Two Rhode Island lawmakers recently introduced a bill in the General Assembly that aims to ban the operation of a state-sponsored needle and syringe distribution program within 300 yards of parks, schools and churches, the Providence Journal reported. The needle-exchange program, which is administered by the state Department of Health to prevent the spread of bloodborne diseases such as HIV, operates for two hours a week near a city park in Woonsocket. The legislators, who are opposed to the program, said that it could lead to crime when conducted in areas such as parks. "We just don't want it in a place where they are in such close proximity to children and the elderly," bill cosponsor Rep. Todd Brien (D) said, adding, "This could lead to [drug users] attracted to the needle exchange to commit a crime, turning to prostitution or breaking and entering to support a habit.
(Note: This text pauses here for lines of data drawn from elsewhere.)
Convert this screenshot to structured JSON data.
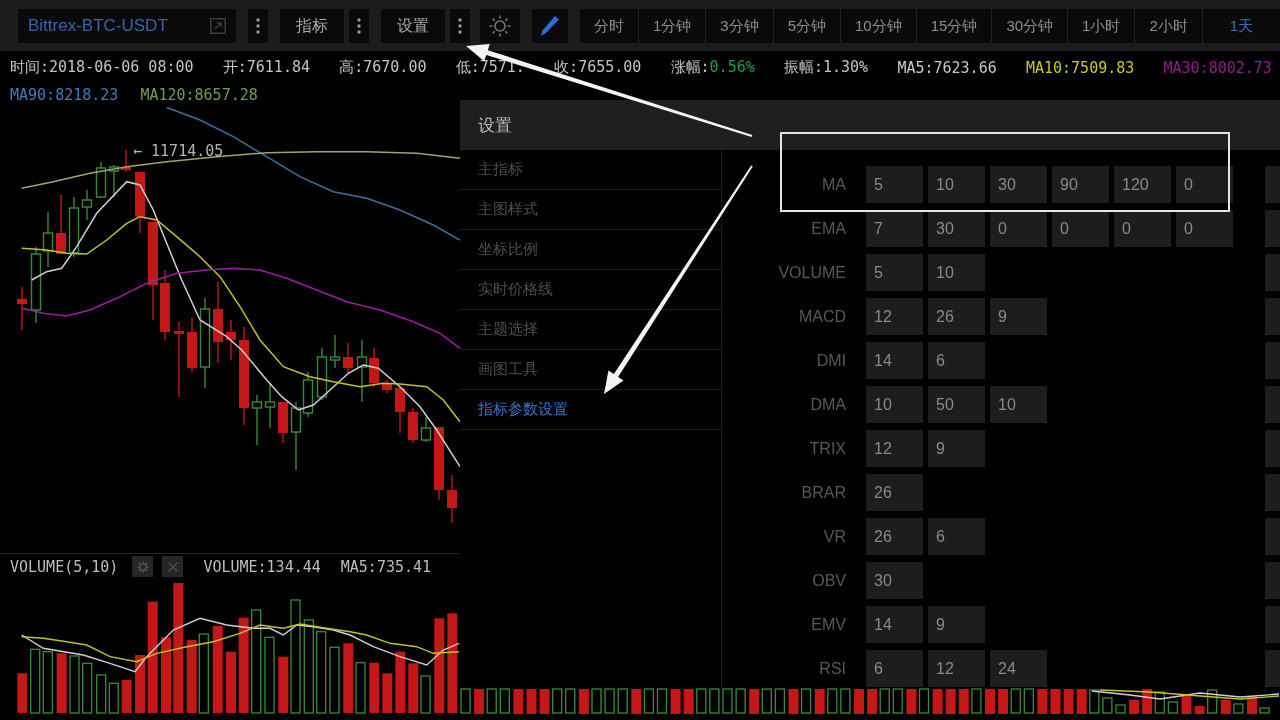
{
  "toolbar": {
    "symbol": "Bittrex-BTC-USDT",
    "buttons": [
      "指标",
      "设置"
    ],
    "timeframes": [
      {
        "label": "分时",
        "selected": false
      },
      {
        "label": "1分钟",
        "selected": false
      },
      {
        "label": "3分钟",
        "selected": false
      },
      {
        "label": "5分钟",
        "selected": false
      },
      {
        "label": "10分钟",
        "selected": false
      },
      {
        "label": "15分钟",
        "selected": false
      },
      {
        "label": "30分钟",
        "selected": false
      },
      {
        "label": "1小时",
        "selected": false
      },
      {
        "label": "2小时",
        "selected": false
      },
      {
        "label": "1天",
        "selected": true
      }
    ]
  },
  "quote_bar": {
    "row_1": [
      {
        "kind": "quote",
        "label": "时间:",
        "value": "2018-06-06 08:00"
      },
      {
        "kind": "quote",
        "label": "开:",
        "value": "7611.84"
      },
      {
        "kind": "quote",
        "label": "高:",
        "value": "7670.00"
      },
      {
        "kind": "quote",
        "label": "低:",
        "value": "7571."
      },
      {
        "kind": "quote",
        "label": "收:",
        "value": "7655.00"
      },
      {
        "kind": "quote",
        "label": "涨幅:",
        "value": "0.56%",
        "color": "#1d9e3e"
      },
      {
        "kind": "quote",
        "label": "振幅:",
        "value": "1.30%"
      },
      {
        "kind": "ma",
        "label": "MA5:",
        "value": "7623.66",
        "color": "#c8c8c8"
      },
      {
        "kind": "ma",
        "label": "MA10:",
        "value": "7509.83",
        "color": "#c9c91e"
      },
      {
        "kind": "ma",
        "label": "MA30:",
        "value": "8002.73",
        "color": "#8e1e8e"
      }
    ],
    "row_2": [
      {
        "kind": "ma",
        "label": "MA90:",
        "value": "8218.23",
        "color": "#3f7cba"
      },
      {
        "kind": "ma",
        "label": "MA120:",
        "value": "8657.28",
        "color": "#6f9e52"
      }
    ]
  },
  "main_chart": {
    "peak_label": "← 11714.05"
  },
  "volume_pane": {
    "title": "VOLUME(5,10)",
    "readings": [
      "VOLUME:134.44",
      "MA5:735.41"
    ]
  },
  "settings_dialog": {
    "title": "设置",
    "menu": [
      {
        "label": "主指标",
        "selected": false
      },
      {
        "label": "主图样式",
        "selected": false
      },
      {
        "label": "坐标比例",
        "selected": false
      },
      {
        "label": "实时价格线",
        "selected": false
      },
      {
        "label": "主题选择",
        "selected": false
      },
      {
        "label": "画图工具",
        "selected": false
      },
      {
        "label": "指标参数设置",
        "selected": true
      }
    ],
    "params": [
      {
        "name": "MA",
        "values": [
          "5",
          "10",
          "30",
          "90",
          "120",
          "0"
        ]
      },
      {
        "name": "EMA",
        "values": [
          "7",
          "30",
          "0",
          "0",
          "0",
          "0"
        ]
      },
      {
        "name": "VOLUME",
        "values": [
          "5",
          "10"
        ]
      },
      {
        "name": "MACD",
        "values": [
          "12",
          "26",
          "9"
        ]
      },
      {
        "name": "DMI",
        "values": [
          "14",
          "6"
        ]
      },
      {
        "name": "DMA",
        "values": [
          "10",
          "50",
          "10"
        ]
      },
      {
        "name": "TRIX",
        "values": [
          "12",
          "9"
        ]
      },
      {
        "name": "BRAR",
        "values": [
          "26"
        ]
      },
      {
        "name": "VR",
        "values": [
          "26",
          "6"
        ]
      },
      {
        "name": "OBV",
        "values": [
          "30"
        ]
      },
      {
        "name": "EMV",
        "values": [
          "14",
          "9"
        ]
      },
      {
        "name": "RSI",
        "values": [
          "6",
          "12",
          "24"
        ]
      }
    ]
  }
}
These people should be in treatment centers." Paul Fitzgerald, CEO of AIDS Care Ocean State, said that the needle-exchange program is essential both for preventing the spread of diseases and for outreach counselors to work to get existing drug users into treatment programs. "There is a wealth of evidence that the most effective way to prevent transmission of HIV and AIDS among drug users is to provide adequate syringe access," Dr. Josiah Rich, an infectious disease specialist with Miriam Hospital and Brown University, who played a leading role in getting the state's needle-exchange program started, said, "This is a tremendously successful intervention, and [it] has not led to any rise of drug use." However, Woonsocket Mayor Susan Menard was "emphatic" about having the needle-exchange van move elsewhere. "I don't want them in Woonsocket, and I will do whatever's necessary to get them out," Menard said (McFadden, Providence Journal, 1/30).This is part of the KHN Morning Briefing, a summary of health policy coverage from major news organizations. Sign up for an email subscription.